- Opening Delimiter -

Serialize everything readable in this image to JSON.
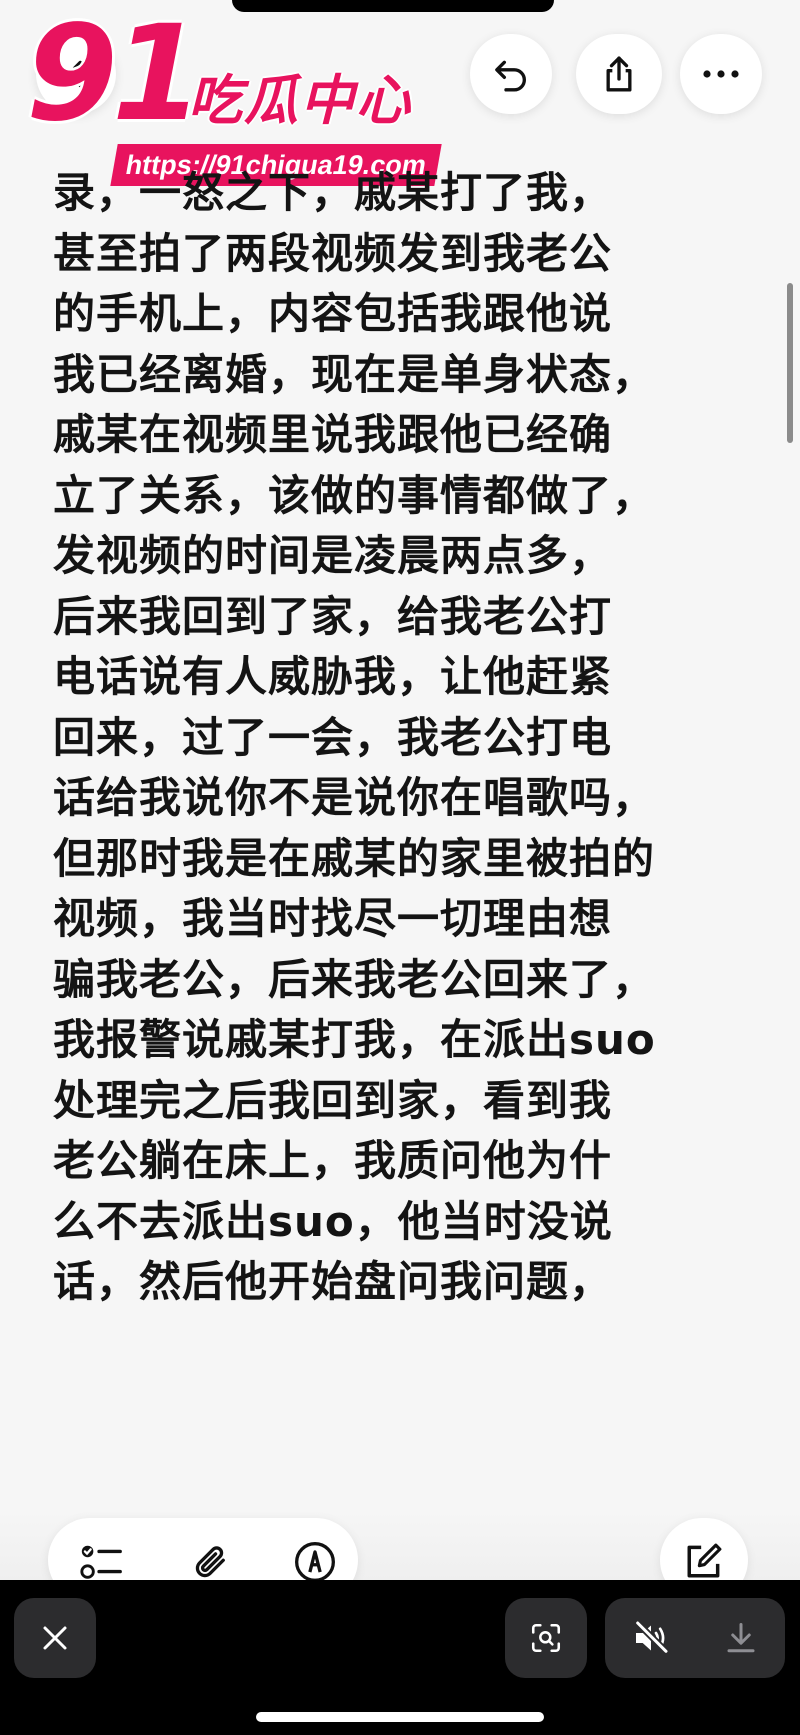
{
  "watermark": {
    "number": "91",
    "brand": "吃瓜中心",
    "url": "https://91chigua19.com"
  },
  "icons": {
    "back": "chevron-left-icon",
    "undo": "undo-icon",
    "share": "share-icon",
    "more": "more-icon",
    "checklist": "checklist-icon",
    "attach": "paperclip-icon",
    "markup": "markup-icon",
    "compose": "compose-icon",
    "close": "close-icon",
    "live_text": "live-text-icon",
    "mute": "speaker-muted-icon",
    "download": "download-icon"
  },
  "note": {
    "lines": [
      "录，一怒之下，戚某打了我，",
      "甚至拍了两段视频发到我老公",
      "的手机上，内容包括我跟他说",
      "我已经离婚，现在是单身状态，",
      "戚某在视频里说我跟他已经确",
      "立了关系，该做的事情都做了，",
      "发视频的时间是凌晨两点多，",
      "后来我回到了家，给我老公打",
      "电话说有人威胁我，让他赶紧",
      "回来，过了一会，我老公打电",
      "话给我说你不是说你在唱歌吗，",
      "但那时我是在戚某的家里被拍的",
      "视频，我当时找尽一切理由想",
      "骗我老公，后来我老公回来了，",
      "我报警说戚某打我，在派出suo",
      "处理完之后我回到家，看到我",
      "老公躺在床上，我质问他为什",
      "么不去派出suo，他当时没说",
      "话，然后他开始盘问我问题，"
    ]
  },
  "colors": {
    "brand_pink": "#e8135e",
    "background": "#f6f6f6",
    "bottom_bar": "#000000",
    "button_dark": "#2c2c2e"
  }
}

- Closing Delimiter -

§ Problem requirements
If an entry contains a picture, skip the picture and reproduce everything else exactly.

§ Written answer
Serialize everything readable in this image to JSON.
{
  "watermark": {
    "number": "91",
    "brand": "吃瓜中心",
    "url": "https://91chigua19.com"
  },
  "icons": {
    "back": "chevron-left-icon",
    "undo": "undo-icon",
    "share": "share-icon",
    "more": "more-icon",
    "checklist": "checklist-icon",
    "attach": "paperclip-icon",
    "markup": "markup-icon",
    "compose": "compose-icon",
    "close": "close-icon",
    "live_text": "live-text-icon",
    "mute": "speaker-muted-icon",
    "download": "download-icon"
  },
  "note": {
    "lines": [
      "录，一怒之下，戚某打了我，",
      "甚至拍了两段视频发到我老公",
      "的手机上，内容包括我跟他说",
      "我已经离婚，现在是单身状态，",
      "戚某在视频里说我跟他已经确",
      "立了关系，该做的事情都做了，",
      "发视频的时间是凌晨两点多，",
      "后来我回到了家，给我老公打",
      "电话说有人威胁我，让他赶紧",
      "回来，过了一会，我老公打电",
      "话给我说你不是说你在唱歌吗，",
      "但那时我是在戚某的家里被拍的",
      "视频，我当时找尽一切理由想",
      "骗我老公，后来我老公回来了，",
      "我报警说戚某打我，在派出suo",
      "处理完之后我回到家，看到我",
      "老公躺在床上，我质问他为什",
      "么不去派出suo，他当时没说",
      "话，然后他开始盘问我问题，"
    ]
  },
  "colors": {
    "brand_pink": "#e8135e",
    "background": "#f6f6f6",
    "bottom_bar": "#000000",
    "button_dark": "#2c2c2e"
  }
}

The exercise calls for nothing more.